Content starts

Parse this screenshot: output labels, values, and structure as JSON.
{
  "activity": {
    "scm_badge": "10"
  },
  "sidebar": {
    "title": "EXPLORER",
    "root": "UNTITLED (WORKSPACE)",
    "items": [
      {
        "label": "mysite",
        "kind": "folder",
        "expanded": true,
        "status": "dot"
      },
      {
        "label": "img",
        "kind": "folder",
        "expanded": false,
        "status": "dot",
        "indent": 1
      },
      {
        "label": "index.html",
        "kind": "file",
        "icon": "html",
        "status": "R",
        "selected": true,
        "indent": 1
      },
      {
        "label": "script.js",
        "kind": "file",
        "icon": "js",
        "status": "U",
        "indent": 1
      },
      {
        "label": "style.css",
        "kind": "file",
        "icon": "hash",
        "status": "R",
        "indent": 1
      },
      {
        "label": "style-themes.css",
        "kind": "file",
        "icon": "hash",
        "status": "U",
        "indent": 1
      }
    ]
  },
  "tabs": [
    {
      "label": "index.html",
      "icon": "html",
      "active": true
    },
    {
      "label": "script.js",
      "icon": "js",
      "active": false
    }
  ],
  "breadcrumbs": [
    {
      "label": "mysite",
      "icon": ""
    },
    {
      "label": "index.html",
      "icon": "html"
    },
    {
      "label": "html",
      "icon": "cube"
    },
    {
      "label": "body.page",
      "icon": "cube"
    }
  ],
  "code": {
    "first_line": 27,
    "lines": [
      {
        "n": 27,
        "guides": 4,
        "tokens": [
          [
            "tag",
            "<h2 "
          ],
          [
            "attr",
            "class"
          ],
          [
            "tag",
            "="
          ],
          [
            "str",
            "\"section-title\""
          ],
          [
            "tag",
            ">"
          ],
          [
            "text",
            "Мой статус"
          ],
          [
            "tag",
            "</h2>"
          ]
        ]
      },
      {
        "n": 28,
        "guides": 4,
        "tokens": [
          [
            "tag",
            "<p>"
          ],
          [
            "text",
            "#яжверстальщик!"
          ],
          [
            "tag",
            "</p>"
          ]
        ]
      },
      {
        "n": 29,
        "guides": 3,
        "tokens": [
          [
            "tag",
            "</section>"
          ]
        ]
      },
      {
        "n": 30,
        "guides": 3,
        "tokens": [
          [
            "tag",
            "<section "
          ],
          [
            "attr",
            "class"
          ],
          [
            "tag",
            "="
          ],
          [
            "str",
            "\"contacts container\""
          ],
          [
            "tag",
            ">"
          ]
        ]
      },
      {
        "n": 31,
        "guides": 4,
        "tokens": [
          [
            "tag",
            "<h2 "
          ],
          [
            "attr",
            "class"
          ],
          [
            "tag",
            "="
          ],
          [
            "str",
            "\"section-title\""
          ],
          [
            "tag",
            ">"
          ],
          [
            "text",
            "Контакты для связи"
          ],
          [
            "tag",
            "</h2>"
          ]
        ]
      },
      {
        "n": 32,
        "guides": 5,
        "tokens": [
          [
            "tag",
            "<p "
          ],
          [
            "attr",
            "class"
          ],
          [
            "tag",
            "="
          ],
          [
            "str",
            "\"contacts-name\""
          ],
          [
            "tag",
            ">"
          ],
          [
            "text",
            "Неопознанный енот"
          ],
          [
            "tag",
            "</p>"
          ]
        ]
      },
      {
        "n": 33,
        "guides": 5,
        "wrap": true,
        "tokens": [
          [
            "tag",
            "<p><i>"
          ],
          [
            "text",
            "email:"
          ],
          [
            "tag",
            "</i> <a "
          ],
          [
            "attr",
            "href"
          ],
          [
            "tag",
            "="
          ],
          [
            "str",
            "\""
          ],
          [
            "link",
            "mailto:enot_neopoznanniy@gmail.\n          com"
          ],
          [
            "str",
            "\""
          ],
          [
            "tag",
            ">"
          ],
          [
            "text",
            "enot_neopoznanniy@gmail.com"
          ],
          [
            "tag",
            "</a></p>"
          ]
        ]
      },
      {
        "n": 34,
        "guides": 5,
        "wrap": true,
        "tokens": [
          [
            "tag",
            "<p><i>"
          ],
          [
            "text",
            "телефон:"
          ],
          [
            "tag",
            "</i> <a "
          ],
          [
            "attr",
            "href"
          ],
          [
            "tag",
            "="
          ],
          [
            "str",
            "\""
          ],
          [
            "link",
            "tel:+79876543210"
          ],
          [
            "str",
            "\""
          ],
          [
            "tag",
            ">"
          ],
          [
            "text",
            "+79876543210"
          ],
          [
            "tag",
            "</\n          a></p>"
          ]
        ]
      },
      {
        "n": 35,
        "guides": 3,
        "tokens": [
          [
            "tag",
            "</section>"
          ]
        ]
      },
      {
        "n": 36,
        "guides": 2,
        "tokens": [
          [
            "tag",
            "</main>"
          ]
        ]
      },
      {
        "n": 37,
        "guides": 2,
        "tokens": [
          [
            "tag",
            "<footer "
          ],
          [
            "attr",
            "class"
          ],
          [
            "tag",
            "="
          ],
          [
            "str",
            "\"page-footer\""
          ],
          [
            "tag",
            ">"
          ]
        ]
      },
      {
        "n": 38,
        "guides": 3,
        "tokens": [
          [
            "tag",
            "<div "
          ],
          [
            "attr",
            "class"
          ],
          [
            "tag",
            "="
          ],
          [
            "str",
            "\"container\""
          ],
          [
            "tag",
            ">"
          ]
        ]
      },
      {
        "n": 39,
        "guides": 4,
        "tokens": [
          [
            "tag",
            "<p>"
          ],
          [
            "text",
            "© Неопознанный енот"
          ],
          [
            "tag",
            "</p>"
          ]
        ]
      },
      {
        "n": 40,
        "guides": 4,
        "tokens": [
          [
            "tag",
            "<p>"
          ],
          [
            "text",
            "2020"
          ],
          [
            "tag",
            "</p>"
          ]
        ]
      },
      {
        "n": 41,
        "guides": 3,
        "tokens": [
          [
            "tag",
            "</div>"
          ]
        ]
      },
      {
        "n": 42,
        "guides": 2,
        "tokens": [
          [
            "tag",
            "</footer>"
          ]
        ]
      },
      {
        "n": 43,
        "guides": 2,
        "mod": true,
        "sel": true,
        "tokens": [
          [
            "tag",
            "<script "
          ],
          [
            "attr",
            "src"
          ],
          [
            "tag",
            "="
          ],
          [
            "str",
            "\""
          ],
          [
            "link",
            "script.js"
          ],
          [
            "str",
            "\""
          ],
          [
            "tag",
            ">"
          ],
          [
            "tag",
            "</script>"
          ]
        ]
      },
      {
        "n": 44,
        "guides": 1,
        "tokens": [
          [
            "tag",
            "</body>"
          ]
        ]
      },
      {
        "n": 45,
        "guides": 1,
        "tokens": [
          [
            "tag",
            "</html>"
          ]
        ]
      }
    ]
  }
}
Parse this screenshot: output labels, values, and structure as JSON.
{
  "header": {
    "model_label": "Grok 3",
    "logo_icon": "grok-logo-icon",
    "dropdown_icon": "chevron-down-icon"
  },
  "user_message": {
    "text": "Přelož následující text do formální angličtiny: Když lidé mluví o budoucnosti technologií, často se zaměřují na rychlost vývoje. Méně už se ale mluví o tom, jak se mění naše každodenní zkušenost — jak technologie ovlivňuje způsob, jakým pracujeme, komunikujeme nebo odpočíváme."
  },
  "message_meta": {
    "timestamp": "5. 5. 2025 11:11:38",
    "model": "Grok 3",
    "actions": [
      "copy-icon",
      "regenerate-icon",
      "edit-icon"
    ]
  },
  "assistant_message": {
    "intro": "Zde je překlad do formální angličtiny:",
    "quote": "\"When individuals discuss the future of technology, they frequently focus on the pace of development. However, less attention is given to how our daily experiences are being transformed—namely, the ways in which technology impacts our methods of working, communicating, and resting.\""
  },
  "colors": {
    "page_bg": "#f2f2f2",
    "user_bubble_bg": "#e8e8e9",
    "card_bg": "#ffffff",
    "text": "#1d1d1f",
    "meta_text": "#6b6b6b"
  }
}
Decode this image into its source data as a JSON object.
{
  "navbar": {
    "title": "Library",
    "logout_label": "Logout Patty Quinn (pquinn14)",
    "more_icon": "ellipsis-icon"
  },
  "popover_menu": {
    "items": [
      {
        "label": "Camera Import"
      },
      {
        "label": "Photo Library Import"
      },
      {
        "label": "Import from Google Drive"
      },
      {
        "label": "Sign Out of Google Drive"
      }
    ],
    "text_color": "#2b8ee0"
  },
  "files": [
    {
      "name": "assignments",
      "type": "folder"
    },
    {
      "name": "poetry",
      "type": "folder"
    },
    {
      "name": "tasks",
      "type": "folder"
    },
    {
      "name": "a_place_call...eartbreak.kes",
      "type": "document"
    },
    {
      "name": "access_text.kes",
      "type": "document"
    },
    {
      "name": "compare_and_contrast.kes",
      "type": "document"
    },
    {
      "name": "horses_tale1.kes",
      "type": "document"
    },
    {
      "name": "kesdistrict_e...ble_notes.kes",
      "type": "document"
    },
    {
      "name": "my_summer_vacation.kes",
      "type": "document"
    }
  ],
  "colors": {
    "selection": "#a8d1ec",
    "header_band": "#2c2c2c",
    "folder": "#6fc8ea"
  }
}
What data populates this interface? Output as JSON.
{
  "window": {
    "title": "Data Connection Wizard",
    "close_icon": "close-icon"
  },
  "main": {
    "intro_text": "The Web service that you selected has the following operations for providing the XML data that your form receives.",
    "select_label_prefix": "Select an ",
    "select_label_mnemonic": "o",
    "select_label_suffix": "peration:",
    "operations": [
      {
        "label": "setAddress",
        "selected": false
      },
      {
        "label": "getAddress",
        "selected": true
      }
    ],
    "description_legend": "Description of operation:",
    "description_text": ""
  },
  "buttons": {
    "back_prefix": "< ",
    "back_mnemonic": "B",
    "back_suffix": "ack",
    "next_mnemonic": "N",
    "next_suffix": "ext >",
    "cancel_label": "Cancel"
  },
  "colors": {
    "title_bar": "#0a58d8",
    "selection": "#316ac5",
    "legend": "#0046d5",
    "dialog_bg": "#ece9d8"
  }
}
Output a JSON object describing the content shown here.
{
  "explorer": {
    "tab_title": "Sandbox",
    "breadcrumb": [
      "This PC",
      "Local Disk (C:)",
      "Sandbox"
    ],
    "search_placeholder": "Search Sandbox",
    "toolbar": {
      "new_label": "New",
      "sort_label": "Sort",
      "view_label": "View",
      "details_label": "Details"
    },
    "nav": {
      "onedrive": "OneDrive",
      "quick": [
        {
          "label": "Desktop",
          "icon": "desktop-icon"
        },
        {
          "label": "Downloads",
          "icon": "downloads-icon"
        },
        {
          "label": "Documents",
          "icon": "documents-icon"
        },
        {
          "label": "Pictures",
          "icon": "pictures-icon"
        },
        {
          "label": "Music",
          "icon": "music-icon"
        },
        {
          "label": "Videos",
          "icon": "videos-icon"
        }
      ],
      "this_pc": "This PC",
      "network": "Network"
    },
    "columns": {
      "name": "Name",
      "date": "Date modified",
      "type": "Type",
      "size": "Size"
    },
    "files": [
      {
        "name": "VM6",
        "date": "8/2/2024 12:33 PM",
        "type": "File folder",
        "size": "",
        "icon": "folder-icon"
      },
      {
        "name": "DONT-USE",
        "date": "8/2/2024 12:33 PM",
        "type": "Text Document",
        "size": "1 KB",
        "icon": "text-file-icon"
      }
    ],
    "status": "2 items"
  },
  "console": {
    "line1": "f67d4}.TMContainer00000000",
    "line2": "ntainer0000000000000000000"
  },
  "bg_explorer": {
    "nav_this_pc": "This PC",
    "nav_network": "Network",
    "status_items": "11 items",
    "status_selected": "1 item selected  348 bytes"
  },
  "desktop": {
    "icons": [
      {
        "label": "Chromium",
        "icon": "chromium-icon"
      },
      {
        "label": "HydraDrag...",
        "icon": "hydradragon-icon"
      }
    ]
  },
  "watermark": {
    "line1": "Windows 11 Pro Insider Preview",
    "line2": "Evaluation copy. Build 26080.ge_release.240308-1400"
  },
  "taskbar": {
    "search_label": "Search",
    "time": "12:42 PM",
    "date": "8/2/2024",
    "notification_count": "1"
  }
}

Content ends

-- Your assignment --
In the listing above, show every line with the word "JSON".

-- Completed task --
Parse this screenshot: output labels, values, and structure as JSON.
Parse this screenshot: output labels, values, and structure as JSON.
Decode this image into its source data as a JSON object.
What data populates this interface? Output as JSON.
Output a JSON object describing the content shown here.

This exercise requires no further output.